(DESCRIPTION OF THE TASK) Reproduce every record below exactly as written, leaving out any pictures.

──────── DATA PROVIDED ────────

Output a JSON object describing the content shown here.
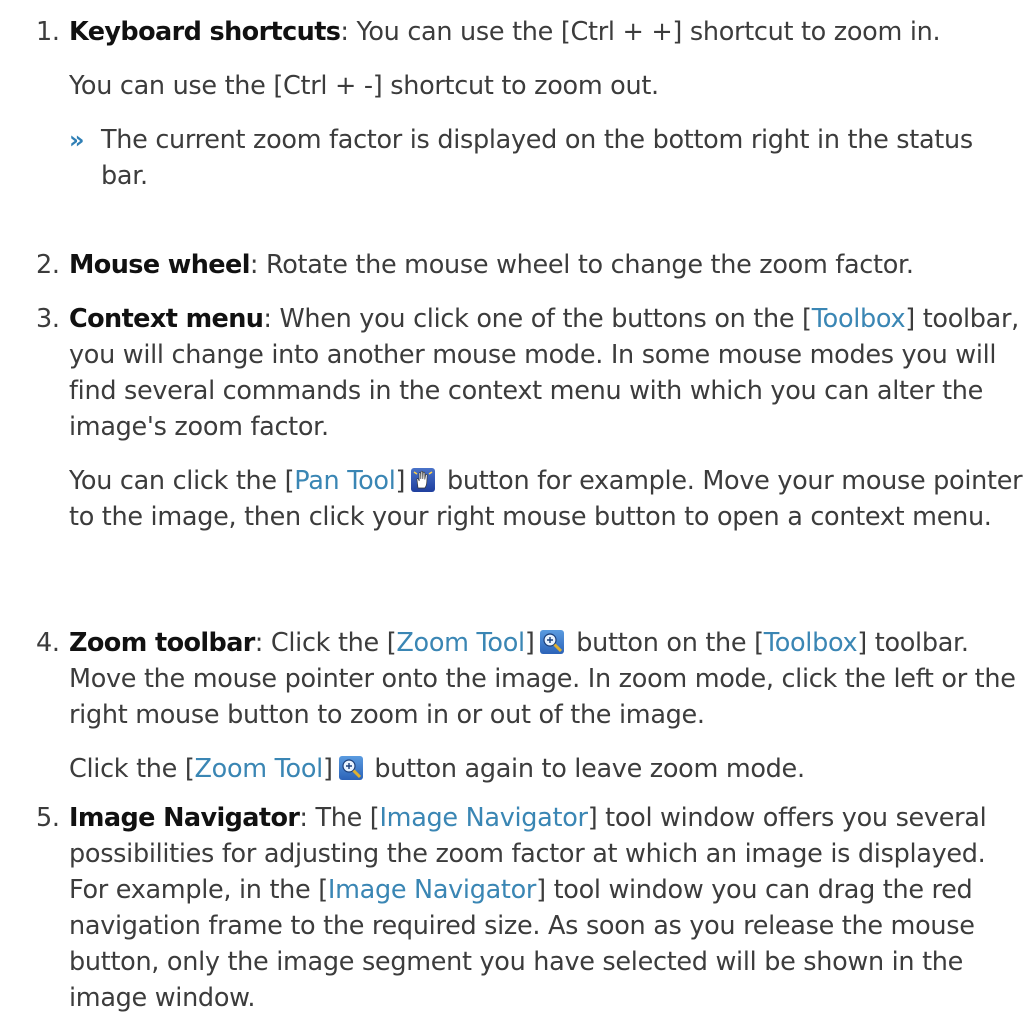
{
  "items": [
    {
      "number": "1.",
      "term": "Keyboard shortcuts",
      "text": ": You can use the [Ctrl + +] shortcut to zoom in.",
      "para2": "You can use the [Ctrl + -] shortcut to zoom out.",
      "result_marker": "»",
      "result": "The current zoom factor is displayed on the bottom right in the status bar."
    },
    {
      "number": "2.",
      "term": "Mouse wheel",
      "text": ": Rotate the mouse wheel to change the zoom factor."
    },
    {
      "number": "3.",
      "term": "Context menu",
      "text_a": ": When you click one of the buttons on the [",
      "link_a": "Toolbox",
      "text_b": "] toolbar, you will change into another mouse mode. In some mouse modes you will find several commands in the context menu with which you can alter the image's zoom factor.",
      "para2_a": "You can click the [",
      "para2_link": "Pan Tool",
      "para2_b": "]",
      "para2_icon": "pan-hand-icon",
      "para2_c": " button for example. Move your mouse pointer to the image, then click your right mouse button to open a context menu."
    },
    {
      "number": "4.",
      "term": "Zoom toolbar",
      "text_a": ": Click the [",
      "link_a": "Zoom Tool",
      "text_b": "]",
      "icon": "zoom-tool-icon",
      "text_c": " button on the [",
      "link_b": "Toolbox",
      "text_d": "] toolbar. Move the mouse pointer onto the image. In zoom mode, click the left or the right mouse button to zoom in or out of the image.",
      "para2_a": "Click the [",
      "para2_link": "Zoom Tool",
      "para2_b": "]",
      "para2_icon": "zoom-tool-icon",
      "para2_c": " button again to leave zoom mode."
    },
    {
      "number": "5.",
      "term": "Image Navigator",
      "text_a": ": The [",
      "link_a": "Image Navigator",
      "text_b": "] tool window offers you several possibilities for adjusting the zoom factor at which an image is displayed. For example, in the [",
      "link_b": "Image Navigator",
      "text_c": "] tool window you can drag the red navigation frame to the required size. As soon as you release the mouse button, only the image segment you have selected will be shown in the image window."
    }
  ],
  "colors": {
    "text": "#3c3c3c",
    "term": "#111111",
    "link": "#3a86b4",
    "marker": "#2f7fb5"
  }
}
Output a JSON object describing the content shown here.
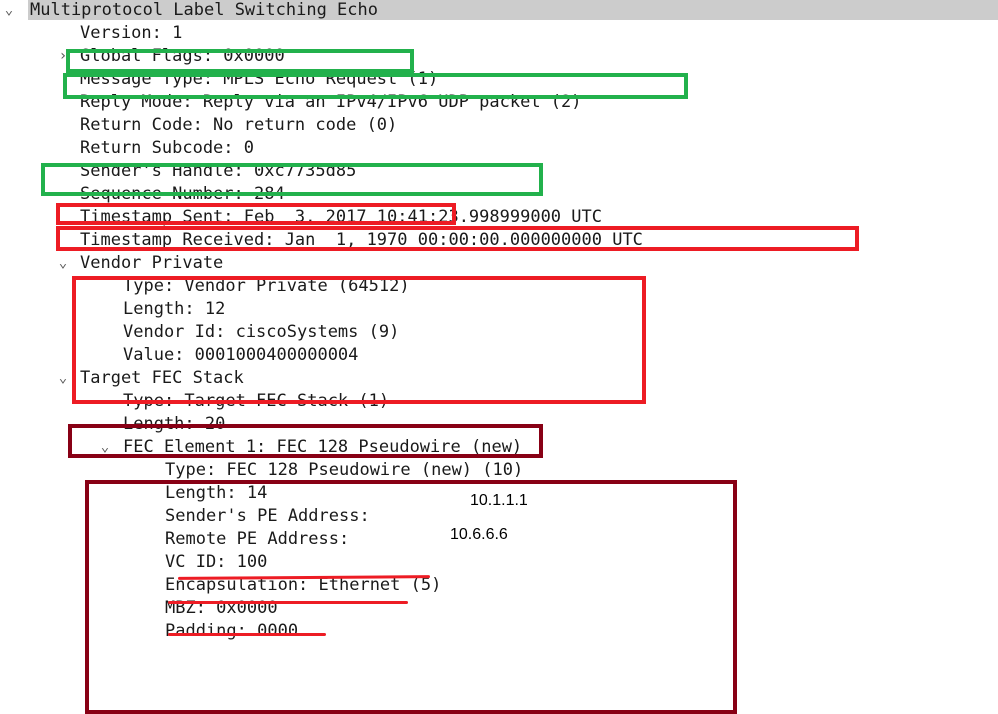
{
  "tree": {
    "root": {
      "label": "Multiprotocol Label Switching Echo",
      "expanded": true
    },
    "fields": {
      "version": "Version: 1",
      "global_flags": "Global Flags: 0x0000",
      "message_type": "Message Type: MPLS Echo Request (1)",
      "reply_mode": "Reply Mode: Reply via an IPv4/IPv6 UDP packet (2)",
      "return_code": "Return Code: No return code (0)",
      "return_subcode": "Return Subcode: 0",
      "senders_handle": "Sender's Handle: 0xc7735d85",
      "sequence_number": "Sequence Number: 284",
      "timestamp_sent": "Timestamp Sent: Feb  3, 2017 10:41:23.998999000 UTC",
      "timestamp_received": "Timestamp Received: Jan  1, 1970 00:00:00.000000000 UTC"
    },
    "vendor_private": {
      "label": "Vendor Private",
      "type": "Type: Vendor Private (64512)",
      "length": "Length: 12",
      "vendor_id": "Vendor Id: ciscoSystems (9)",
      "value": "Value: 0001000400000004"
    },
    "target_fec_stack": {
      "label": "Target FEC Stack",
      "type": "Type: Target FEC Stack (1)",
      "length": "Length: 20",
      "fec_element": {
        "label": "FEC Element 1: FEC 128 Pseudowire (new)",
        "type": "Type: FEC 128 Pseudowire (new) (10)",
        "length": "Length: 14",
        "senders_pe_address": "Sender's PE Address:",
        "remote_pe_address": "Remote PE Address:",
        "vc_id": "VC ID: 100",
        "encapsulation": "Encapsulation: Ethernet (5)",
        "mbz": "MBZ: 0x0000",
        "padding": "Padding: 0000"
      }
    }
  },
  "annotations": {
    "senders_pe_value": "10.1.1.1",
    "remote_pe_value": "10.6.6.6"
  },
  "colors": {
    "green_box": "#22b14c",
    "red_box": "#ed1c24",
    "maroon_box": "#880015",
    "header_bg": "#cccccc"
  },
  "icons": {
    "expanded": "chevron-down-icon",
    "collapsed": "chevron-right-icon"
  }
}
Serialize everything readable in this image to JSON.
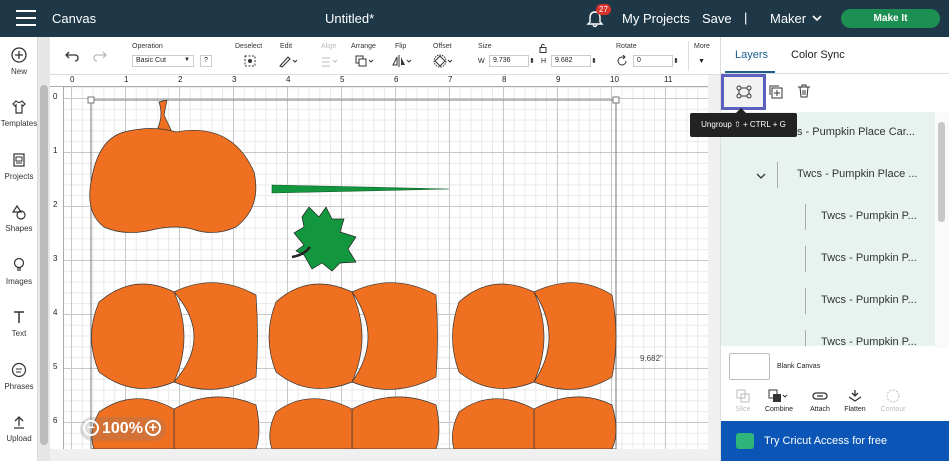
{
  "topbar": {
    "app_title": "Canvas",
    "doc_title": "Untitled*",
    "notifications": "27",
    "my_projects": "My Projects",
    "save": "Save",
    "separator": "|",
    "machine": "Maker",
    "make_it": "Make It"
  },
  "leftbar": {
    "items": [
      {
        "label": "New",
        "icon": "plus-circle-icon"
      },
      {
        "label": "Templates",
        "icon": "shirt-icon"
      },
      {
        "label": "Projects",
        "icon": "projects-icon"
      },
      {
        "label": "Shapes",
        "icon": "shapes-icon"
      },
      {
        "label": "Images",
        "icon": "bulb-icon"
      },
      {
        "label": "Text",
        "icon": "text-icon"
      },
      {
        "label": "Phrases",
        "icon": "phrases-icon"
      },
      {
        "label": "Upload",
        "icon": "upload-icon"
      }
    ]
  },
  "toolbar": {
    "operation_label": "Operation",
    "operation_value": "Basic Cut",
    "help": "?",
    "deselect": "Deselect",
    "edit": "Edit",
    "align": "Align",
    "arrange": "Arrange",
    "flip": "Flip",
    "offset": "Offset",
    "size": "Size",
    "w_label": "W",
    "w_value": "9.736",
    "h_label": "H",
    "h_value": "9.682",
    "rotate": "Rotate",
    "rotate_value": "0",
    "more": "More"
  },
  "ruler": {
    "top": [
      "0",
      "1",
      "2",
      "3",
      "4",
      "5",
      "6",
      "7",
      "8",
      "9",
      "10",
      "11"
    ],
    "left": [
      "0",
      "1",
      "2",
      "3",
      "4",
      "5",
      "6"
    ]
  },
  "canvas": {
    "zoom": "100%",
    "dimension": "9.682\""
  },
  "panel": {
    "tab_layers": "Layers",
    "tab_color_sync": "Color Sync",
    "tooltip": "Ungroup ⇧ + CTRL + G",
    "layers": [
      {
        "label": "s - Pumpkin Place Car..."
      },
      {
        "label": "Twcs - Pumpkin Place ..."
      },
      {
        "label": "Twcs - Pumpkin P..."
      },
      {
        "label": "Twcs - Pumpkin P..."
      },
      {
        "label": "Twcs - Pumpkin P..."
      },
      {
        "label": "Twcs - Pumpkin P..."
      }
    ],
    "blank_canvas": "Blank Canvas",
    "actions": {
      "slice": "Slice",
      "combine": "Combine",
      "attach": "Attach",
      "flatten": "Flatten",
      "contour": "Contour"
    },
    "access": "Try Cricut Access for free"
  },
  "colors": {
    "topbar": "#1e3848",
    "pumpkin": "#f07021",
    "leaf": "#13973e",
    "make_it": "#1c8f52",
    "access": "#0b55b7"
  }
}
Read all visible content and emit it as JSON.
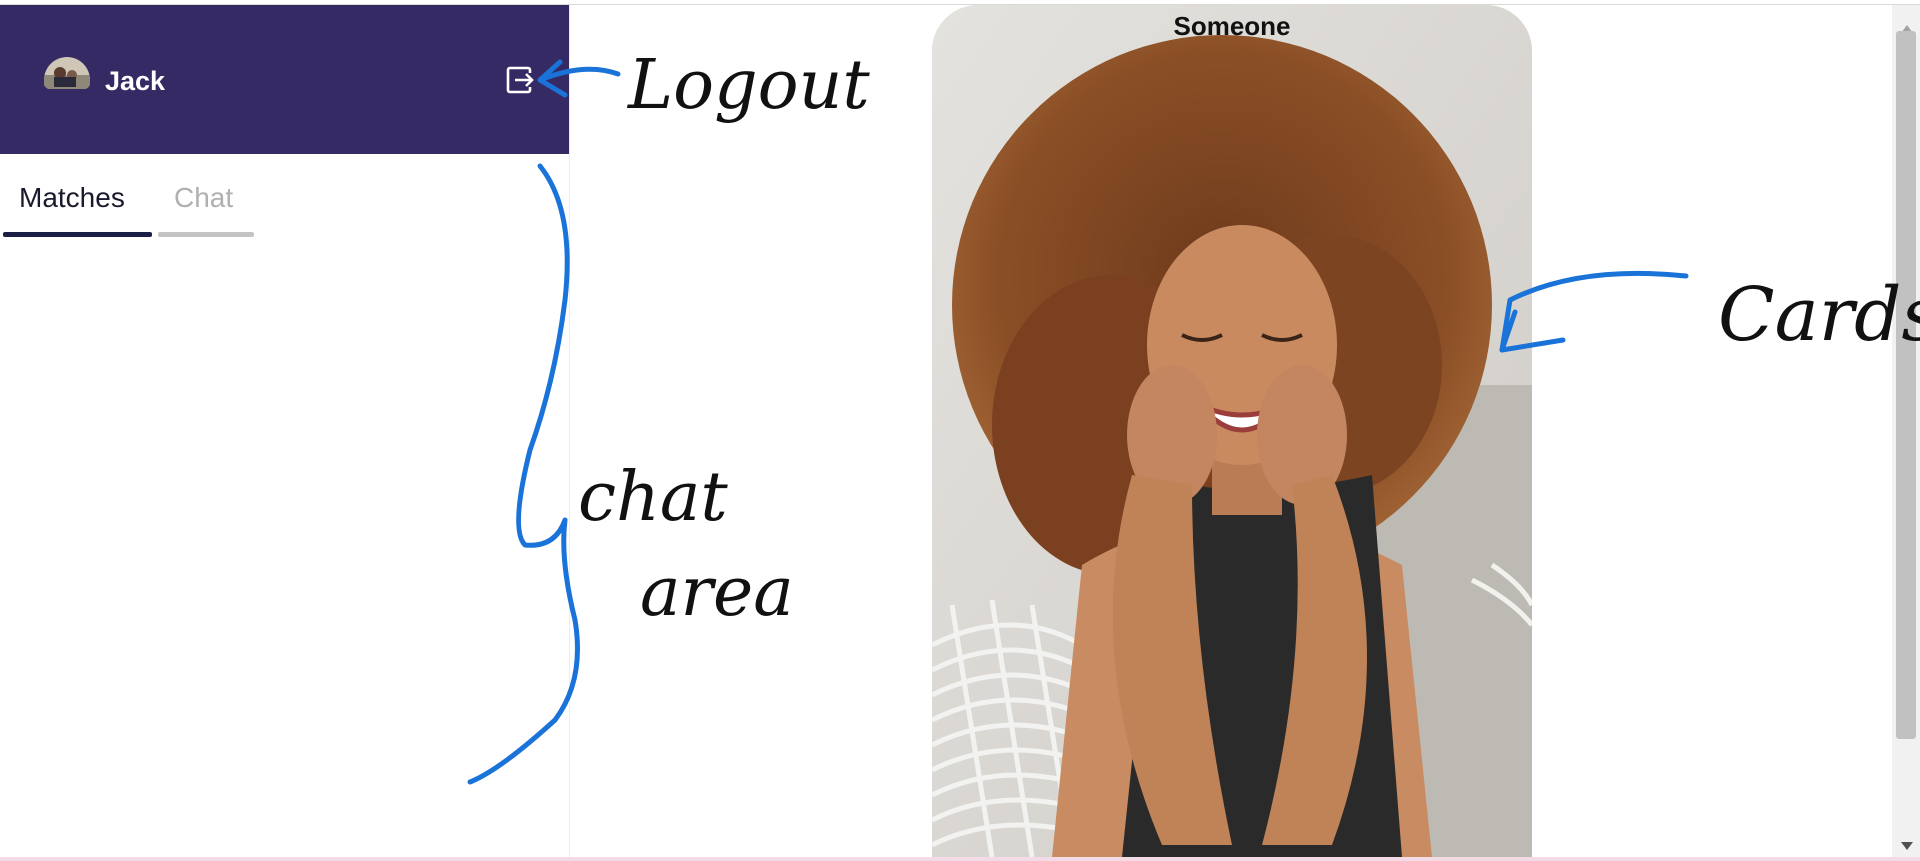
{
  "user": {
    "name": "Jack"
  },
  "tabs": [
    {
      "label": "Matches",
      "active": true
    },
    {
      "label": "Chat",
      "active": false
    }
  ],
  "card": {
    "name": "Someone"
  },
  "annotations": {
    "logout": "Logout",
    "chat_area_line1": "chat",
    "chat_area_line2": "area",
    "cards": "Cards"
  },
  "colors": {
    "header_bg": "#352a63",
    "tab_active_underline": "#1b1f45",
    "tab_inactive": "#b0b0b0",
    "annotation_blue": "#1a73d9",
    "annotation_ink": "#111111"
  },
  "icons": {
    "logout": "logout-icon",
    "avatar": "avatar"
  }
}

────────

(SOLUTION TO THE EXERCISE)
Output a JSON object describing the content shown here.
{
  "items": [
    {
      "number": "1.",
      "term": "Keyboard shortcuts",
      "text": ": You can use the [Ctrl + +] shortcut to zoom in.",
      "para2": "You can use the [Ctrl + -] shortcut to zoom out.",
      "result_marker": "»",
      "result": "The current zoom factor is displayed on the bottom right in the status bar."
    },
    {
      "number": "2.",
      "term": "Mouse wheel",
      "text": ": Rotate the mouse wheel to change the zoom factor."
    },
    {
      "number": "3.",
      "term": "Context menu",
      "text_a": ": When you click one of the buttons on the [",
      "link_a": "Toolbox",
      "text_b": "] toolbar, you will change into another mouse mode. In some mouse modes you will find several commands in the context menu with which you can alter the image's zoom factor.",
      "para2_a": "You can click the [",
      "para2_link": "Pan Tool",
      "para2_b": "]",
      "para2_icon": "pan-hand-icon",
      "para2_c": " button for example. Move your mouse pointer to the image, then click your right mouse button to open a context menu."
    },
    {
      "number": "4.",
      "term": "Zoom toolbar",
      "text_a": ": Click the [",
      "link_a": "Zoom Tool",
      "text_b": "]",
      "icon": "zoom-tool-icon",
      "text_c": " button on the [",
      "link_b": "Toolbox",
      "text_d": "] toolbar. Move the mouse pointer onto the image. In zoom mode, click the left or the right mouse button to zoom in or out of the image.",
      "para2_a": "Click the [",
      "para2_link": "Zoom Tool",
      "para2_b": "]",
      "para2_icon": "zoom-tool-icon",
      "para2_c": " button again to leave zoom mode."
    },
    {
      "number": "5.",
      "term": "Image Navigator",
      "text_a": ": The [",
      "link_a": "Image Navigator",
      "text_b": "] tool window offers you several possibilities for adjusting the zoom factor at which an image is displayed. For example, in the [",
      "link_b": "Image Navigator",
      "text_c": "] tool window you can drag the red navigation frame to the required size. As soon as you release the mouse button, only the image segment you have selected will be shown in the image window."
    }
  ],
  "colors": {
    "text": "#3c3c3c",
    "term": "#111111",
    "link": "#3a86b4",
    "marker": "#2f7fb5"
  }
}
Output a JSON object describing the content shown here.
{
  "tree": {
    "root": {
      "label": "Multiprotocol Label Switching Echo",
      "expanded": true
    },
    "fields": {
      "version": "Version: 1",
      "global_flags": "Global Flags: 0x0000",
      "message_type": "Message Type: MPLS Echo Request (1)",
      "reply_mode": "Reply Mode: Reply via an IPv4/IPv6 UDP packet (2)",
      "return_code": "Return Code: No return code (0)",
      "return_subcode": "Return Subcode: 0",
      "senders_handle": "Sender's Handle: 0xc7735d85",
      "sequence_number": "Sequence Number: 284",
      "timestamp_sent": "Timestamp Sent: Feb  3, 2017 10:41:23.998999000 UTC",
      "timestamp_received": "Timestamp Received: Jan  1, 1970 00:00:00.000000000 UTC"
    },
    "vendor_private": {
      "label": "Vendor Private",
      "type": "Type: Vendor Private (64512)",
      "length": "Length: 12",
      "vendor_id": "Vendor Id: ciscoSystems (9)",
      "value": "Value: 0001000400000004"
    },
    "target_fec_stack": {
      "label": "Target FEC Stack",
      "type": "Type: Target FEC Stack (1)",
      "length": "Length: 20",
      "fec_element": {
        "label": "FEC Element 1: FEC 128 Pseudowire (new)",
        "type": "Type: FEC 128 Pseudowire (new) (10)",
        "length": "Length: 14",
        "senders_pe_address": "Sender's PE Address:",
        "remote_pe_address": "Remote PE Address:",
        "vc_id": "VC ID: 100",
        "encapsulation": "Encapsulation: Ethernet (5)",
        "mbz": "MBZ: 0x0000",
        "padding": "Padding: 0000"
      }
    }
  },
  "annotations": {
    "senders_pe_value": "10.1.1.1",
    "remote_pe_value": "10.6.6.6"
  },
  "colors": {
    "green_box": "#22b14c",
    "red_box": "#ed1c24",
    "maroon_box": "#880015",
    "header_bg": "#cccccc"
  },
  "icons": {
    "expanded": "chevron-down-icon",
    "collapsed": "chevron-right-icon"
  }
}
Serialize everything readable in this image to JSON.
{
  "topbar": {
    "app_title": "Canvas",
    "doc_title": "Untitled*",
    "notifications": "27",
    "my_projects": "My Projects",
    "save": "Save",
    "separator": "|",
    "machine": "Maker",
    "make_it": "Make It"
  },
  "leftbar": {
    "items": [
      {
        "label": "New",
        "icon": "plus-circle-icon"
      },
      {
        "label": "Templates",
        "icon": "shirt-icon"
      },
      {
        "label": "Projects",
        "icon": "projects-icon"
      },
      {
        "label": "Shapes",
        "icon": "shapes-icon"
      },
      {
        "label": "Images",
        "icon": "bulb-icon"
      },
      {
        "label": "Text",
        "icon": "text-icon"
      },
      {
        "label": "Phrases",
        "icon": "phrases-icon"
      },
      {
        "label": "Upload",
        "icon": "upload-icon"
      }
    ]
  },
  "toolbar": {
    "operation_label": "Operation",
    "operation_value": "Basic Cut",
    "help": "?",
    "deselect": "Deselect",
    "edit": "Edit",
    "align": "Align",
    "arrange": "Arrange",
    "flip": "Flip",
    "offset": "Offset",
    "size": "Size",
    "w_label": "W",
    "w_value": "9.736",
    "h_label": "H",
    "h_value": "9.682",
    "rotate": "Rotate",
    "rotate_value": "0",
    "more": "More"
  },
  "ruler": {
    "top": [
      "0",
      "1",
      "2",
      "3",
      "4",
      "5",
      "6",
      "7",
      "8",
      "9",
      "10",
      "11"
    ],
    "left": [
      "0",
      "1",
      "2",
      "3",
      "4",
      "5",
      "6"
    ]
  },
  "canvas": {
    "zoom": "100%",
    "dimension": "9.682\""
  },
  "panel": {
    "tab_layers": "Layers",
    "tab_color_sync": "Color Sync",
    "tooltip": "Ungroup ⇧ + CTRL + G",
    "layers": [
      {
        "label": "s - Pumpkin Place Car..."
      },
      {
        "label": "Twcs - Pumpkin Place ..."
      },
      {
        "label": "Twcs - Pumpkin P..."
      },
      {
        "label": "Twcs - Pumpkin P..."
      },
      {
        "label": "Twcs - Pumpkin P..."
      },
      {
        "label": "Twcs - Pumpkin P..."
      }
    ],
    "blank_canvas": "Blank Canvas",
    "actions": {
      "slice": "Slice",
      "combine": "Combine",
      "attach": "Attach",
      "flatten": "Flatten",
      "contour": "Contour"
    },
    "access": "Try Cricut Access for free"
  },
  "colors": {
    "topbar": "#1e3848",
    "pumpkin": "#f07021",
    "leaf": "#13973e",
    "make_it": "#1c8f52",
    "access": "#0b55b7"
  }
}
Read all visible content and emit it as JSON.
{
  "user": {
    "name": "Jack"
  },
  "tabs": [
    {
      "label": "Matches",
      "active": true
    },
    {
      "label": "Chat",
      "active": false
    }
  ],
  "card": {
    "name": "Someone"
  },
  "annotations": {
    "logout": "Logout",
    "chat_area_line1": "chat",
    "chat_area_line2": "area",
    "cards": "Cards"
  },
  "colors": {
    "header_bg": "#352a63",
    "tab_active_underline": "#1b1f45",
    "tab_inactive": "#b0b0b0",
    "annotation_blue": "#1a73d9",
    "annotation_ink": "#111111"
  },
  "icons": {
    "logout": "logout-icon",
    "avatar": "avatar"
  }
}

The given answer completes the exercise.